As the end of World War II loomed on the horizon in 1944 and the atomic attack on Hiroshima only months away, Japan implemented a plan designed to kill their Allied combatants on North American soil. Thousands of hydrogen-filled paper balloons armed with small bombs, assembled by school children, were launched from the east coast of the Japanese island of Honshu. Designed to piggyback the strong jet stream over the Pacific ocean these balloons, or Fu-Go as they became known, were meant to deploy their explosive cargo anywhere and everywhere on American and Canadian territory.
In all, approximately 9,000 of these balloons were launched. Reports began to surface in 1944 of fragments of the balloons with Japanese lettering on them being found in Alaska, Montana, Hawaii, Michigan, northern Mexico and the Canadian province of Saskatchewan. Initially, it was thought the floating bombs might be originating from Japanese detention camps in the Pacific Northwest, although the materials used to construct the balloons quickly ruled that theory out.

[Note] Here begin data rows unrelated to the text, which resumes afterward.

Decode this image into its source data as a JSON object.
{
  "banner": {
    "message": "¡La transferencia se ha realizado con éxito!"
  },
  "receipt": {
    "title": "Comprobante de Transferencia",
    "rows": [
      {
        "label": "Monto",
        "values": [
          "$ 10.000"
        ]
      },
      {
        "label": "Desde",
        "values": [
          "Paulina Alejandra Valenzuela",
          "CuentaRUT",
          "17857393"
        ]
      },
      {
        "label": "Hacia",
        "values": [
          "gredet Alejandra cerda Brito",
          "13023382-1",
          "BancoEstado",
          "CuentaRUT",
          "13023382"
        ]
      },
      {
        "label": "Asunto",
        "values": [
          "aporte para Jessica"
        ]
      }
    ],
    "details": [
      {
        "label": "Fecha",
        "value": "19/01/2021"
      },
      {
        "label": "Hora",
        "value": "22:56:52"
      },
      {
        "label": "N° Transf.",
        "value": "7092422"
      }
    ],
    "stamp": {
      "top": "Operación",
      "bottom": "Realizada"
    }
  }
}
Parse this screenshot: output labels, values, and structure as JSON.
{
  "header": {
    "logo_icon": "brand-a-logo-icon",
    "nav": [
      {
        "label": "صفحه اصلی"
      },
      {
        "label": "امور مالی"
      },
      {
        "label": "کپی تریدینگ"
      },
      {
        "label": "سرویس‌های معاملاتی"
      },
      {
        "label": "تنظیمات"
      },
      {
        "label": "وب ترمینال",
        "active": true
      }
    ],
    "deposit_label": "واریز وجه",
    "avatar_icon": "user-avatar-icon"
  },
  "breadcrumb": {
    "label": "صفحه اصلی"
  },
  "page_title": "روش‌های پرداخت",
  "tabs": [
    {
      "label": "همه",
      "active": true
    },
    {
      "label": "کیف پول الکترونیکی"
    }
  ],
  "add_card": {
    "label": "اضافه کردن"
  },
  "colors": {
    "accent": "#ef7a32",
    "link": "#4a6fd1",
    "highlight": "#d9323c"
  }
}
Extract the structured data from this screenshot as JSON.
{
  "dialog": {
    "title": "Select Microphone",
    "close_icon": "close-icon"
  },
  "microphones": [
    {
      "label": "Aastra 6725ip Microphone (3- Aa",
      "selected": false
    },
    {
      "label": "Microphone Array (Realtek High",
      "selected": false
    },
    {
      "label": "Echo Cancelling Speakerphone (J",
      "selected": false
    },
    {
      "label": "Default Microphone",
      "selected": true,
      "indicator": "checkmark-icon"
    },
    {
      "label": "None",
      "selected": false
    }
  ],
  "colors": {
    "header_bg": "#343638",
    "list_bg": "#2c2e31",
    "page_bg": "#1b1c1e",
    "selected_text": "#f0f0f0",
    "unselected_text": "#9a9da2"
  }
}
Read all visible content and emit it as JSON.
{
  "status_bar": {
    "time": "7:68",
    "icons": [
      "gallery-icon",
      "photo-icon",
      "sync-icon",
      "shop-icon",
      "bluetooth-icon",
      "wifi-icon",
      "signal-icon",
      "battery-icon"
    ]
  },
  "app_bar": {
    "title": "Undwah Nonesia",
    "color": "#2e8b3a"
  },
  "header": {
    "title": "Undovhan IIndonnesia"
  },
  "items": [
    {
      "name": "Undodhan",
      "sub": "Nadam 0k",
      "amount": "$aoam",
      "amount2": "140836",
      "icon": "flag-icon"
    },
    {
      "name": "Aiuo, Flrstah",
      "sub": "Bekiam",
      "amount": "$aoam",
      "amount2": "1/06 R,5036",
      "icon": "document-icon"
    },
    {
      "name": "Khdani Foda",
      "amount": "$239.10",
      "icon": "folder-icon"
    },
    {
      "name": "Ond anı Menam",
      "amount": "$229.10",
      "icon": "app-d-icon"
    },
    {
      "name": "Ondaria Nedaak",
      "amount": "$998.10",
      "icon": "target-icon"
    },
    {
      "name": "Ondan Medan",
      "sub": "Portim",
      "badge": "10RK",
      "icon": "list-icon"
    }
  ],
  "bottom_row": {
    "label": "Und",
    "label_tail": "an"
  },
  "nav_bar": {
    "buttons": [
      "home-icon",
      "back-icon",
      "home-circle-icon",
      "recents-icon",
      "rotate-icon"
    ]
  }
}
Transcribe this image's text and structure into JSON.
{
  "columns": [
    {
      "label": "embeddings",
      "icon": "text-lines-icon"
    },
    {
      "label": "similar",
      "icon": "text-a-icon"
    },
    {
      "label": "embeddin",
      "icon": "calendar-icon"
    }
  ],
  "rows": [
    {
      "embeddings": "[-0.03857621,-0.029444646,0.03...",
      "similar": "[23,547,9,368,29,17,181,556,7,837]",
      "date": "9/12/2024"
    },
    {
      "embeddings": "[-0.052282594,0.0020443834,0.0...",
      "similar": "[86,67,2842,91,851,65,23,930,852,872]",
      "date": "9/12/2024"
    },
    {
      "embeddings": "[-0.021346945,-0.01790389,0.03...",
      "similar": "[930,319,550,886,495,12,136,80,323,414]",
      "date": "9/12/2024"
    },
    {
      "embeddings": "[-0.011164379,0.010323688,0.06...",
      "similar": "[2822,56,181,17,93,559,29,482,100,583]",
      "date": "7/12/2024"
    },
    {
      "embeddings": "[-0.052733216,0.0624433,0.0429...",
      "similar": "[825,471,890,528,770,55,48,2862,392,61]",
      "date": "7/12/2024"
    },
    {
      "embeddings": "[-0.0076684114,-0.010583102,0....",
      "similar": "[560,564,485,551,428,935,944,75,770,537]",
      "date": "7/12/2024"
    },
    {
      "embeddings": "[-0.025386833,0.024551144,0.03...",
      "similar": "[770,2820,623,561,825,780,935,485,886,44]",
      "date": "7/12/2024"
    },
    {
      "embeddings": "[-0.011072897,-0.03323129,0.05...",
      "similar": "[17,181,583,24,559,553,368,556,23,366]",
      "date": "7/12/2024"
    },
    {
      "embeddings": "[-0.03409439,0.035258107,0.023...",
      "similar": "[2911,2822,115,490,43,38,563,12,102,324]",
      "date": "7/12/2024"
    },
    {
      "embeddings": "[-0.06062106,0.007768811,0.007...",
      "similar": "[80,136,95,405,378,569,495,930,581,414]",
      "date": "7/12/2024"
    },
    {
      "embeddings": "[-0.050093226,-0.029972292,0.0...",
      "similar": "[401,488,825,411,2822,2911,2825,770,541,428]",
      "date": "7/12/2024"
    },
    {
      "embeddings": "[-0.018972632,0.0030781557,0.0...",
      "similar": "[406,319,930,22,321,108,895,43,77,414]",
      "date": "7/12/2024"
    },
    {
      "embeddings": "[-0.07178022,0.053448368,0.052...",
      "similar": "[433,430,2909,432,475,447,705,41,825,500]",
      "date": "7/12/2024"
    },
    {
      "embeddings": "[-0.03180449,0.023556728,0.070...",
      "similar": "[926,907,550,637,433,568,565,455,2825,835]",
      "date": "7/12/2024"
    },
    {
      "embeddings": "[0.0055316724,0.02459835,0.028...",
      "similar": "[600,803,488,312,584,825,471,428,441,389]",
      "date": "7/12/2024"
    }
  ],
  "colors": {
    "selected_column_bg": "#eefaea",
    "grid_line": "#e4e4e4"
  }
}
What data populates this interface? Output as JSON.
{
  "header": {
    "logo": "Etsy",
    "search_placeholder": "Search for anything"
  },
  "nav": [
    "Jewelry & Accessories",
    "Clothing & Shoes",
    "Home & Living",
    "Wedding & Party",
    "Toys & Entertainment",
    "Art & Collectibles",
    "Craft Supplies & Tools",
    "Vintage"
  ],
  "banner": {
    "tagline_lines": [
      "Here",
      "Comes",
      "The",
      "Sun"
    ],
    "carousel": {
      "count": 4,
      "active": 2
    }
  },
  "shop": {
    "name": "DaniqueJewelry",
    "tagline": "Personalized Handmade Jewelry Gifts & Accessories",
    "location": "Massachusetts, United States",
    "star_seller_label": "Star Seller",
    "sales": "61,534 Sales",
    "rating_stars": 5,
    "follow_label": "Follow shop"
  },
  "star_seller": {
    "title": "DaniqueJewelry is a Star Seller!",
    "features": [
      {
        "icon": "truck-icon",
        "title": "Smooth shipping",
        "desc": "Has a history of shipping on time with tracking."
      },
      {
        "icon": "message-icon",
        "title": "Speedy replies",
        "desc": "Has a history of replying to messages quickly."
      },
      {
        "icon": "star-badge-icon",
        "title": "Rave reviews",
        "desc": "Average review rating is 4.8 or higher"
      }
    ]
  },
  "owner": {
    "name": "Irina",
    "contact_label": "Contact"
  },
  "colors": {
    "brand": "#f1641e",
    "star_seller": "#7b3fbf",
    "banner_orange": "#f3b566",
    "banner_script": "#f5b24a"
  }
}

As sightings of Fu-Go increased, the U.S. military stepped in and ordered a media ban on the publication of any details about airborne balloons being spotted or any wreckage being discovered. When the war ended, details of unexploded balloon bombs being found made their way into American newspapers. Even as recently as 2014 Fu-Go scraps were discovered near Lumby, British Columbia.
Story by Jay Moon